Segment Start: Dataset entries

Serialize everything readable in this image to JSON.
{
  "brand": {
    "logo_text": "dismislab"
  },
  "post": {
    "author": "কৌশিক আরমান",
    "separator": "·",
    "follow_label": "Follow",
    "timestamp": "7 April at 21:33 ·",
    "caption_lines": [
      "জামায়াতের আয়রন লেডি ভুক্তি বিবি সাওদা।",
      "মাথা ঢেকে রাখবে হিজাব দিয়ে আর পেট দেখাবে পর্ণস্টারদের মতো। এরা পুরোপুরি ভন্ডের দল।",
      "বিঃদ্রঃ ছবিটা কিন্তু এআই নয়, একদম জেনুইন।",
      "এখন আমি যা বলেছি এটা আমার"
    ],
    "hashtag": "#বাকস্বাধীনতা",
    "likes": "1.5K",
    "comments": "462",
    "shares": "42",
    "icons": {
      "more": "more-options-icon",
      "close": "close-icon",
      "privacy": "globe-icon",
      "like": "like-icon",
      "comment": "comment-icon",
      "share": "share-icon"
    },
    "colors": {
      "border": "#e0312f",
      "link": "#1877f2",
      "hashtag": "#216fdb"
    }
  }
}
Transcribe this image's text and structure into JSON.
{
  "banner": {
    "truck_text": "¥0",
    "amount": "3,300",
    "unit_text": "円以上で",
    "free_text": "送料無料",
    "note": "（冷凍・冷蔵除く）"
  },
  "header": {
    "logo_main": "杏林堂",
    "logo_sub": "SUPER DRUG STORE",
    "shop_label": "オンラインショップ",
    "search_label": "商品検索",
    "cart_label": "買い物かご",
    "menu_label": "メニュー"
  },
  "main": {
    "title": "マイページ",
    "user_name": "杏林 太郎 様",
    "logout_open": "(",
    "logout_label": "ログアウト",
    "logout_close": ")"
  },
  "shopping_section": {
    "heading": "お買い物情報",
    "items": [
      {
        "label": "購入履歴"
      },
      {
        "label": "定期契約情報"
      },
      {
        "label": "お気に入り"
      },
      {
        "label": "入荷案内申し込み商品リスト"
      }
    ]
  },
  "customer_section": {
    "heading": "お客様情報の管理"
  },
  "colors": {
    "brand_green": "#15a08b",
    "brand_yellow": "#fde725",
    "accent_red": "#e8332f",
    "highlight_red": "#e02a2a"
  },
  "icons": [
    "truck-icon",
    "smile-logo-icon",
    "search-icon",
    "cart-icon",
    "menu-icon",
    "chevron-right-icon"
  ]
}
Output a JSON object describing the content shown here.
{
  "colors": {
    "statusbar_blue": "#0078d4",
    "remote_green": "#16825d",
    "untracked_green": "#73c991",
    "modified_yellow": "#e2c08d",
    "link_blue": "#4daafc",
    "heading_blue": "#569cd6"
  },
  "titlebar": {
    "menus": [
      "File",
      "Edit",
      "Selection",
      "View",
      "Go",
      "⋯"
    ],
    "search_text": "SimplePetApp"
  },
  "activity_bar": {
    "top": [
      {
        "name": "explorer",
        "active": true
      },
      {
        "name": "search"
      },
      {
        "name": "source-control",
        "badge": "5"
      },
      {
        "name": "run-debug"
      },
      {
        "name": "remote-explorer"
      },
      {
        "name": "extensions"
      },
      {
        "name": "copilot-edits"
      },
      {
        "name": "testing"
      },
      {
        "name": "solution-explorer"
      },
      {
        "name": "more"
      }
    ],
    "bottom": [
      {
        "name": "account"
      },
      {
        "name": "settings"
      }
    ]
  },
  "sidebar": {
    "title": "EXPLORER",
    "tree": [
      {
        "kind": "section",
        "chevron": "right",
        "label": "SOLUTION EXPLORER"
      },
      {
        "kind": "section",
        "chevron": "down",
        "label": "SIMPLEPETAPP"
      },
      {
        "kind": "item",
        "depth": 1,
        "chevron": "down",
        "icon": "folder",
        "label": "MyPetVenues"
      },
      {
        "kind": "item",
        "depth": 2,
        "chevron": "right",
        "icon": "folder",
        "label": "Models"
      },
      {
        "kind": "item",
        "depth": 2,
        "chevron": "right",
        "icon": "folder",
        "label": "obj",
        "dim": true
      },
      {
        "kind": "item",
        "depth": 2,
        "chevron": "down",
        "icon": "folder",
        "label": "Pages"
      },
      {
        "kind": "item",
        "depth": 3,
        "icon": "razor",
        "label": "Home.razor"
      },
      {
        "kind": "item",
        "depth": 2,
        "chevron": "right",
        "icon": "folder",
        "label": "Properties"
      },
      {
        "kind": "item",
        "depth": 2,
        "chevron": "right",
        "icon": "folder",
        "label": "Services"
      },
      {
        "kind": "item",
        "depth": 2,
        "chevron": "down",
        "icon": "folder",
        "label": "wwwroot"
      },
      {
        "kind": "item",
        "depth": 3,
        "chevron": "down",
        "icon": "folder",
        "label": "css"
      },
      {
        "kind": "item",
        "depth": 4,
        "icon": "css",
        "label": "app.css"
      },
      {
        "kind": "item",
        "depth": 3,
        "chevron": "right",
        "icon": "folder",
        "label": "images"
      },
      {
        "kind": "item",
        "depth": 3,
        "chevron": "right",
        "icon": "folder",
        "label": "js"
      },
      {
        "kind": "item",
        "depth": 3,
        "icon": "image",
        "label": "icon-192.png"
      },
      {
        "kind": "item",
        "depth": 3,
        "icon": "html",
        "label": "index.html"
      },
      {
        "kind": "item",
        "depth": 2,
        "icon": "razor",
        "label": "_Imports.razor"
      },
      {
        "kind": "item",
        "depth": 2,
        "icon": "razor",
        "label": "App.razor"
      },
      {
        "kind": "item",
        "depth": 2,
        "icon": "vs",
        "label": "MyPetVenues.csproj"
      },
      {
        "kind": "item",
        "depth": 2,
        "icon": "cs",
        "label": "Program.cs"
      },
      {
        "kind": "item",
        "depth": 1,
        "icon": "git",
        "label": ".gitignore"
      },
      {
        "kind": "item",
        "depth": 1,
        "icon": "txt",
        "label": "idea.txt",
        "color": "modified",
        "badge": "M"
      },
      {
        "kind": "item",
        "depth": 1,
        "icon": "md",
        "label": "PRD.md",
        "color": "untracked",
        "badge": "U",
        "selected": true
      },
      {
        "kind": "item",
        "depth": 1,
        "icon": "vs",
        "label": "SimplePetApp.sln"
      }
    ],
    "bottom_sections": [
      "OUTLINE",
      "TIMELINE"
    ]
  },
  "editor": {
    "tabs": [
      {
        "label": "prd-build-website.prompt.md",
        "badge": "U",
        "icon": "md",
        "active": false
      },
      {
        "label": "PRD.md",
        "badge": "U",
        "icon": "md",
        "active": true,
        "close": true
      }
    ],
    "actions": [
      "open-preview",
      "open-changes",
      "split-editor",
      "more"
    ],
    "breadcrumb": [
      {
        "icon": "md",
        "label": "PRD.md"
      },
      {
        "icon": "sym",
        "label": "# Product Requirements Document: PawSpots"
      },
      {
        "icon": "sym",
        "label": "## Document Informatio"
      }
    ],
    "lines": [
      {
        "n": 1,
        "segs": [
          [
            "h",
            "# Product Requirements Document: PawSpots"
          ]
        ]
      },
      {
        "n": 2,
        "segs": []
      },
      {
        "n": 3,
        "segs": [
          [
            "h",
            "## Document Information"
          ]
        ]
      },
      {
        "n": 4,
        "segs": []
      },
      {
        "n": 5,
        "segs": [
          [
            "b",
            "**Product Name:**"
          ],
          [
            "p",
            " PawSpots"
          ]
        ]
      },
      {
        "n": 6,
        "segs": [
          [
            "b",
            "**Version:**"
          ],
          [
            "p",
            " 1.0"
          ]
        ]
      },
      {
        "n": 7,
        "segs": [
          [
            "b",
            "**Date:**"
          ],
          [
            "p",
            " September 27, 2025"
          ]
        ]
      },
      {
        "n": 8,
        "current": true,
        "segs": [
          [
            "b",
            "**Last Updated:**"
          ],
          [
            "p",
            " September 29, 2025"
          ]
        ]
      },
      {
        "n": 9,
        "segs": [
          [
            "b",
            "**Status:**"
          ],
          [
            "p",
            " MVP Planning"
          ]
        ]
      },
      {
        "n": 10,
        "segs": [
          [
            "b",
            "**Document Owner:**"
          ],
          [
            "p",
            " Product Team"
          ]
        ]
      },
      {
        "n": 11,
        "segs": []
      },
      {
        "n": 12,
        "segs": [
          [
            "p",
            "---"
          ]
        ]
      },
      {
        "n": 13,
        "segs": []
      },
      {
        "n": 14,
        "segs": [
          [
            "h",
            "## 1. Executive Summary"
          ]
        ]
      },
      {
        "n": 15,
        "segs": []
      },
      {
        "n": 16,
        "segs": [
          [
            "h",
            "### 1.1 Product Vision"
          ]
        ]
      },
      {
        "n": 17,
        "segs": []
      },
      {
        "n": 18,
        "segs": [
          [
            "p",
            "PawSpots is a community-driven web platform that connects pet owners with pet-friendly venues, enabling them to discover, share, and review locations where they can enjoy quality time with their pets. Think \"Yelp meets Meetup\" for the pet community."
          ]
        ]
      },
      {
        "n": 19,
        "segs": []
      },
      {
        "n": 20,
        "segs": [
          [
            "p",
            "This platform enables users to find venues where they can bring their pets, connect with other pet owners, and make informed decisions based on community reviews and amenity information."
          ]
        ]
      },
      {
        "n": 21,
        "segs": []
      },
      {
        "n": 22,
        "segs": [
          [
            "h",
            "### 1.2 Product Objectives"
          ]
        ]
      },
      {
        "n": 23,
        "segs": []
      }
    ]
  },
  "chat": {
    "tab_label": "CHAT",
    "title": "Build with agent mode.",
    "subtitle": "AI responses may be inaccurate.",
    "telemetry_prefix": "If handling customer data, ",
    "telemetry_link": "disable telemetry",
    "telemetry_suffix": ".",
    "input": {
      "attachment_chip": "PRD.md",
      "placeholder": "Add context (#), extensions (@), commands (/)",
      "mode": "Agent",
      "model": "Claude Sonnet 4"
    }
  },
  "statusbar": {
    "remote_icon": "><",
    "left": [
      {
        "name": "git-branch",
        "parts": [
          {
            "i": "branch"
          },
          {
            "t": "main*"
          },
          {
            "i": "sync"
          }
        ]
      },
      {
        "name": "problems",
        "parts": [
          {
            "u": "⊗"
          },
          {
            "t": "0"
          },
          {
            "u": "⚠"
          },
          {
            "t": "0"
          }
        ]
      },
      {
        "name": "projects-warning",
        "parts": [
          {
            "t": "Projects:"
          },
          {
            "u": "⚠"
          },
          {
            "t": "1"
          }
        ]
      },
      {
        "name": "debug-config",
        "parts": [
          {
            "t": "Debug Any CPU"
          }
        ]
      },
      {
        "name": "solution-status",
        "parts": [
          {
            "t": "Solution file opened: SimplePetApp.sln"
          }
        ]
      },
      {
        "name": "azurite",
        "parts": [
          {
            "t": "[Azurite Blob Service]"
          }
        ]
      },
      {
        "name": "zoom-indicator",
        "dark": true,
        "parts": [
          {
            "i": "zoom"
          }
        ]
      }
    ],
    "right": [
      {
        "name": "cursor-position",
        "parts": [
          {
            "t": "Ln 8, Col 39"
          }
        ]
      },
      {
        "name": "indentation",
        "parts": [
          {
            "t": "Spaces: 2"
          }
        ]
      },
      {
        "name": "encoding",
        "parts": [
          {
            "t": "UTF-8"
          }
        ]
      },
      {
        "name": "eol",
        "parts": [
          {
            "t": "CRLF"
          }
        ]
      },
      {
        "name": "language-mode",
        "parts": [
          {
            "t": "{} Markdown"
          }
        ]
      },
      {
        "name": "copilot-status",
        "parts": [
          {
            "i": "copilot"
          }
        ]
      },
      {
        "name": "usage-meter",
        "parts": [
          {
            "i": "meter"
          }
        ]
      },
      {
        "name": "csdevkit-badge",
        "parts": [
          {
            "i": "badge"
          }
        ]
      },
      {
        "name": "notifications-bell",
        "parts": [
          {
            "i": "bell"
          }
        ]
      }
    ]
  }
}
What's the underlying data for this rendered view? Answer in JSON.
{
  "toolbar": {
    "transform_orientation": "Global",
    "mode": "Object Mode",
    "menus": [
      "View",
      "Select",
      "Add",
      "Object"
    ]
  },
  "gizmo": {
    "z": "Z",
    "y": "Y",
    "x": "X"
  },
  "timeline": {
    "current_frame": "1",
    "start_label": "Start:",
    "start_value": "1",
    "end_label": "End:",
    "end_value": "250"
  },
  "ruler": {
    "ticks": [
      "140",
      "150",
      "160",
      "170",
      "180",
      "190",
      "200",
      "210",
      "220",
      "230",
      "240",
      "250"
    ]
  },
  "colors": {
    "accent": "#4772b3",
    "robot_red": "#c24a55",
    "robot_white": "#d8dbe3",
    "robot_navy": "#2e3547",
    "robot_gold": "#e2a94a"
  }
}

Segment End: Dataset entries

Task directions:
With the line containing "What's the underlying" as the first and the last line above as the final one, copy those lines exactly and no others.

Expected output:
What's the underlying data for this rendered view? Answer in JSON.
{
  "toolbar": {
    "transform_orientation": "Global",
    "mode": "Object Mode",
    "menus": [
      "View",
      "Select",
      "Add",
      "Object"
    ]
  },
  "gizmo": {
    "z": "Z",
    "y": "Y",
    "x": "X"
  },
  "timeline": {
    "current_frame": "1",
    "start_label": "Start:",
    "start_value": "1",
    "end_label": "End:",
    "end_value": "250"
  },
  "ruler": {
    "ticks": [
      "140",
      "150",
      "160",
      "170",
      "180",
      "190",
      "200",
      "210",
      "220",
      "230",
      "240",
      "250"
    ]
  },
  "colors": {
    "accent": "#4772b3",
    "robot_red": "#c24a55",
    "robot_white": "#d8dbe3",
    "robot_navy": "#2e3547",
    "robot_gold": "#e2a94a"
  }
}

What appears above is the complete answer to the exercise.